- Using data to evaluate patient outcomes
- Working with families, other healthcare practitioners, and communities
PMHNP Certification and Licensure
National certification is a necessary part of being licensed or recognized by state Boards of Nursing as an advanced practice registered nurse (APRN) serving the psychiatric mental health patient population. Each state has its own licensing laws and requirements and also defines the scope of practice for nurse practitioners.
Certification offered through the American Nurses Credentialing Center results in the designation credential PMHNP-BC. Two exam options are available:
- Adult Psychiatric & Mental Health Nurse Practitioner — requires master’s, post-graduate, or doctorate degree from an adult psychiatric and mental health nurse practitioner program

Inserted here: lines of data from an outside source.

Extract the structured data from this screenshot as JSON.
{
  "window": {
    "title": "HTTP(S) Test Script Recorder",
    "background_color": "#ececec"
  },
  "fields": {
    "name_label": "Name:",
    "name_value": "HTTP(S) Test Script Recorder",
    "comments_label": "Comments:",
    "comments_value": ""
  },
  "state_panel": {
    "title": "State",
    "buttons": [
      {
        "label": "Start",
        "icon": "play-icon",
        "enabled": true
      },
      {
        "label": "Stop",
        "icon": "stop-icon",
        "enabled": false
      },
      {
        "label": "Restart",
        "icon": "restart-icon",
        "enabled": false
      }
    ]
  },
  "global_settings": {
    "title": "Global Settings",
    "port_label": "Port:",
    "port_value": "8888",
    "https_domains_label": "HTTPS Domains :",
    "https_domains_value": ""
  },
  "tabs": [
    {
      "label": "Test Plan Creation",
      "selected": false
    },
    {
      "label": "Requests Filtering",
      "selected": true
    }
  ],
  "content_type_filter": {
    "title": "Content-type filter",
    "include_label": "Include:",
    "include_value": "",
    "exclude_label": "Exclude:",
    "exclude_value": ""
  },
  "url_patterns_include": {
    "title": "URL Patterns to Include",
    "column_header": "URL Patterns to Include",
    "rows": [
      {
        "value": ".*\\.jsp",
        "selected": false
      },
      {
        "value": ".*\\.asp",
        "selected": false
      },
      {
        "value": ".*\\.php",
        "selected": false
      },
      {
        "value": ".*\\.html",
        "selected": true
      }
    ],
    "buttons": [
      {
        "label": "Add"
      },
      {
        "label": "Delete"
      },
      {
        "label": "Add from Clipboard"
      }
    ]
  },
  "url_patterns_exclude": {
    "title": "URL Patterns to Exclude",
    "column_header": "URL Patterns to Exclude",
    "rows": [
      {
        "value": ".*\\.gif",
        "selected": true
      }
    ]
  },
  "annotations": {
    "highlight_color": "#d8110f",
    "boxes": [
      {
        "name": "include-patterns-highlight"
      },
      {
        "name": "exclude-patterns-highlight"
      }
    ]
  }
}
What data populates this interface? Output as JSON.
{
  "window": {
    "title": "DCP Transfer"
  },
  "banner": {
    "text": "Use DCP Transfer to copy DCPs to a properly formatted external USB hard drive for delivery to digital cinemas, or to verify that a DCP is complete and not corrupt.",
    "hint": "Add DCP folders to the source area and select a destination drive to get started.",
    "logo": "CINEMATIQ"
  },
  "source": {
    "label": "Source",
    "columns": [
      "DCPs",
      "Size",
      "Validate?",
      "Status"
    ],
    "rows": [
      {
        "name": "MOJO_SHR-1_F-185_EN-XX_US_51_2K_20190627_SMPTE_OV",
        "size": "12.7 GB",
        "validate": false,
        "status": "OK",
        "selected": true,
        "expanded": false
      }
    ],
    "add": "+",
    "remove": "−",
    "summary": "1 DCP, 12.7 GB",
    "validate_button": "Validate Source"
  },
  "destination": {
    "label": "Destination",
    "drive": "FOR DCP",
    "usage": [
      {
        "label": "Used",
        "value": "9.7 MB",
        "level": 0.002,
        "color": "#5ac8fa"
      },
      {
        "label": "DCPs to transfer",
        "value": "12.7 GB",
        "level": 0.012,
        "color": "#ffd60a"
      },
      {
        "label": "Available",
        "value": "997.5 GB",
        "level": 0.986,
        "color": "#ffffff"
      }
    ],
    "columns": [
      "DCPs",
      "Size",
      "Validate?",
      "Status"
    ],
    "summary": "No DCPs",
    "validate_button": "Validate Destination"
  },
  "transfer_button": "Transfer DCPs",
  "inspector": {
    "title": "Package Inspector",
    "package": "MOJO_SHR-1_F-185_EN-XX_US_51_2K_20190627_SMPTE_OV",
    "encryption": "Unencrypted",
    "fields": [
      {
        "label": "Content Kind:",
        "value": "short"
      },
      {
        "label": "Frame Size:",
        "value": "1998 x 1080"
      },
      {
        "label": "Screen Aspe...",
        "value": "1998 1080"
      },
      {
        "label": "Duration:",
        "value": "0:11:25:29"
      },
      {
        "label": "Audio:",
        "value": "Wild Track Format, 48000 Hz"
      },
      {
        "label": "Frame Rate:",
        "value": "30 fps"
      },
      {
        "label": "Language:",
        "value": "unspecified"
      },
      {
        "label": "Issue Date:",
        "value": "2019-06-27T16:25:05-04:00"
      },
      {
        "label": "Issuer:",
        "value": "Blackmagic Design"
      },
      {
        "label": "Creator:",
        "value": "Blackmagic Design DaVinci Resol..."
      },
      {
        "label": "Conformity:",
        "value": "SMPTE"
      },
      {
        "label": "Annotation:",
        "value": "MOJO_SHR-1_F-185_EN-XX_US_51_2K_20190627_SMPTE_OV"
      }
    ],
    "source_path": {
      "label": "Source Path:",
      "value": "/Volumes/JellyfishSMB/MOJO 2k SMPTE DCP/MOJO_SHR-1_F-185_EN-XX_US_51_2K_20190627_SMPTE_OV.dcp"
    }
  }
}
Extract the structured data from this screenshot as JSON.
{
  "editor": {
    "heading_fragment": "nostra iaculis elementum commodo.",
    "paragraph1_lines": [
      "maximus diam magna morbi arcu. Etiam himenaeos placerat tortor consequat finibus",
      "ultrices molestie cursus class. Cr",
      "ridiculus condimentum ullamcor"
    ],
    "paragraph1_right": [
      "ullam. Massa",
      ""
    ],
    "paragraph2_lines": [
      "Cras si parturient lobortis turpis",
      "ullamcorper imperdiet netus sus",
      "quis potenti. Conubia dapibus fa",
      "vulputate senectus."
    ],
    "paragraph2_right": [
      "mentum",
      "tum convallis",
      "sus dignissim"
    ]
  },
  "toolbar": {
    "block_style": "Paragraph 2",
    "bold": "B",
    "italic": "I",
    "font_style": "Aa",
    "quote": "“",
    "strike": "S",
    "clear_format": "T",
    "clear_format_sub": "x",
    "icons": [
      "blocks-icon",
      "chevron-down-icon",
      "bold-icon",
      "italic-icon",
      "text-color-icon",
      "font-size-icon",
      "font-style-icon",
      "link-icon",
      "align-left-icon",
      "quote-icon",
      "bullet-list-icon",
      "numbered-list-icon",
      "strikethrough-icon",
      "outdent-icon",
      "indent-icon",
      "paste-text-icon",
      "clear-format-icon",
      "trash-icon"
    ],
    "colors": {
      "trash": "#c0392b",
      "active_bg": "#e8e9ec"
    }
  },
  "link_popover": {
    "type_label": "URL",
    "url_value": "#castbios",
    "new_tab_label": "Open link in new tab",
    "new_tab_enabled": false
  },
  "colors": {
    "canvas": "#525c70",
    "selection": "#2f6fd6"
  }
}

- Family Psychiatric & Mental Health Nurse Practitioner — requires master’s, post-graduate, or doctorate degree from a family psychiatric and mental health nurse practitioner program
The educational program must have accreditation from the Commission on Collegiate Nursing Education (CCNE) or the National League for Nursing Accrediting Commission (NLNAC). The program must also have included all of the following:
- A minimum of 500 faculty-supervised clinical hours
- Three separate courses in advanced physical/health assessment, advanced pathophysiology, and advanced pharmacology
- Content in promoting health and preventing disease and in differential diagnosis and disease management
- Clinical training in at least two modalities of psychotherapeutic treatment
To be eligible to take a certification exam, nurses must have a current, active RN license in the United States or the equivalent in another country.
These computer-based exams are administered through Prometric Testing Centers, and applicants have 90 days after acceptance of their application to take an exam. Renewal of certification takes place every five years and requires professional development.
Psychiatric mental health nurse practitioners that complete educational programs specific to family psychiatric health and hold certification as Family Psychiatric and Mental Health Nurse Practitioners can also become certified as a Pediatric Primary Care Mental Health Specialist (PMHS) through the Pediatric Nurse Certification Board (PNCB).
This certification is for nurse practitioners who want to specialize in working with children who have mental health and psychiatric issues. PNCB recommends, but does not require, that candidates for this certification exam have professional experience that includes the following:
- At least 1,000 hours of nurse practitioner experience within the past two to three years in clinical practice related to primary care or behavioral and mental health issues
- Nurse practitioner continuing education in pediatric behavioral mental health
- Continuing education in pediatric psychopharmacology for nurse practitioners
- Continuing education in a variety of advanced practice nursing mental health content
The computer-based exam is administered through Prometric Testing Centers. Recertification takes place every three years and requires meeting all the following requirements:
- 30 contact hours of pediatric psychopharmacology within the past three years
- 30 contact hours of continuing education and/or professional practice learning activities within the past three years
- Having an active primary certification that is in good standing
Two national elective membership professional organizations exist to represent all psychiatric mental health nurses, including clinical nurse specialists serving the psychiatric-mental health patent population, and PMHNPs: the American Psychiatric Nurses Association and the International Society of Psychiatric-Mental Health Nurses.<!- mfunc search_btn -> <!- /mfunc search_btn ->
State-level associations and chapters of national associations such as the Association of Advanced Practice Psychiatric Nurses in Washington State or the California Association of Psychiatric Mental Health Nurses in Advanced Practice.
The National Salary Report 2011 from Advance for NPs and PAs found that the average full-time salary for nurse practitioners working in a mental health setting was $92,396 yearly. The average pay for those working part-time was $82.86 an hour.